Data shown >>
* * *
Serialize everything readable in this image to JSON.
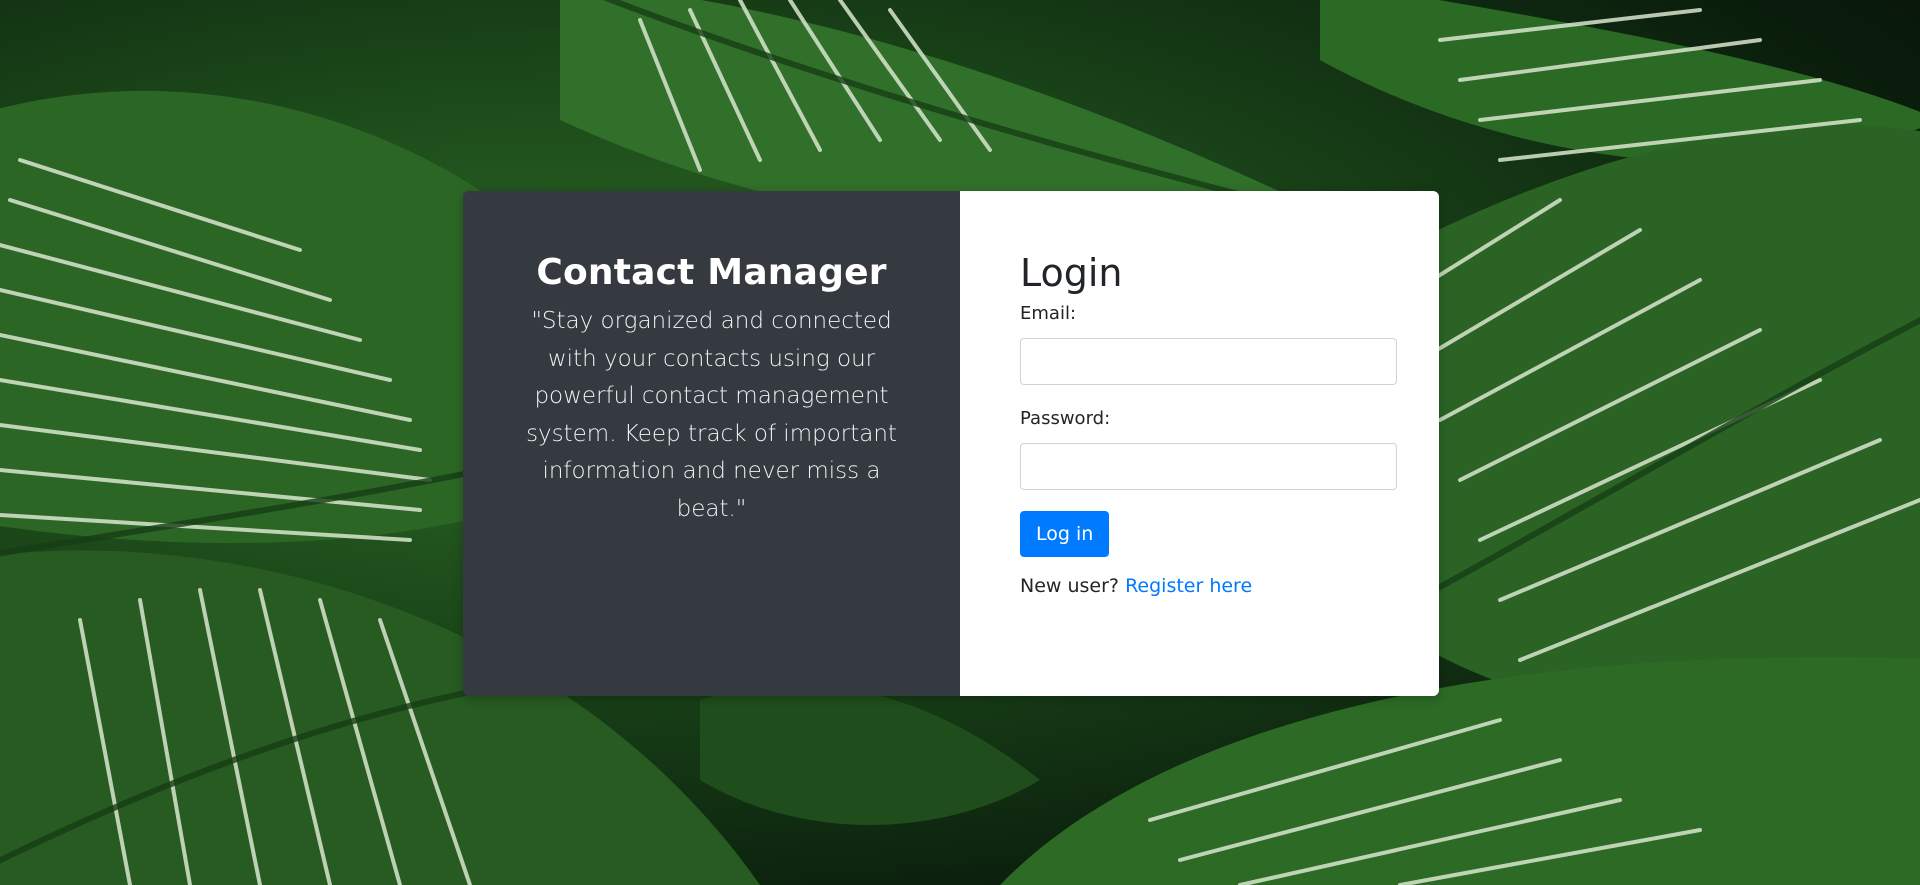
{
  "brand": {
    "title": "Contact Manager",
    "quote": "\"Stay organized and connected with your contacts using our powerful contact management system. Keep track of important information and never miss a beat.\""
  },
  "login": {
    "title": "Login",
    "email_label": "Email:",
    "email_value": "",
    "password_label": "Password:",
    "password_value": "",
    "submit_label": "Log in",
    "register_prompt": "New user?",
    "register_link": "Register here"
  },
  "colors": {
    "brand_panel_bg": "#343a40",
    "accent": "#007bff",
    "form_panel_bg": "#ffffff",
    "background_foliage": "#2f6b27"
  }
}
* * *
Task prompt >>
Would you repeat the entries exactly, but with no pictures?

Output for this task >>
Serialize everything readable in this image to JSON.
{
  "brand": {
    "title": "Contact Manager",
    "quote": "\"Stay organized and connected with your contacts using our powerful contact management system. Keep track of important information and never miss a beat.\""
  },
  "login": {
    "title": "Login",
    "email_label": "Email:",
    "email_value": "",
    "password_label": "Password:",
    "password_value": "",
    "submit_label": "Log in",
    "register_prompt": "New user?",
    "register_link": "Register here"
  },
  "colors": {
    "brand_panel_bg": "#343a40",
    "accent": "#007bff",
    "form_panel_bg": "#ffffff",
    "background_foliage": "#2f6b27"
  }
}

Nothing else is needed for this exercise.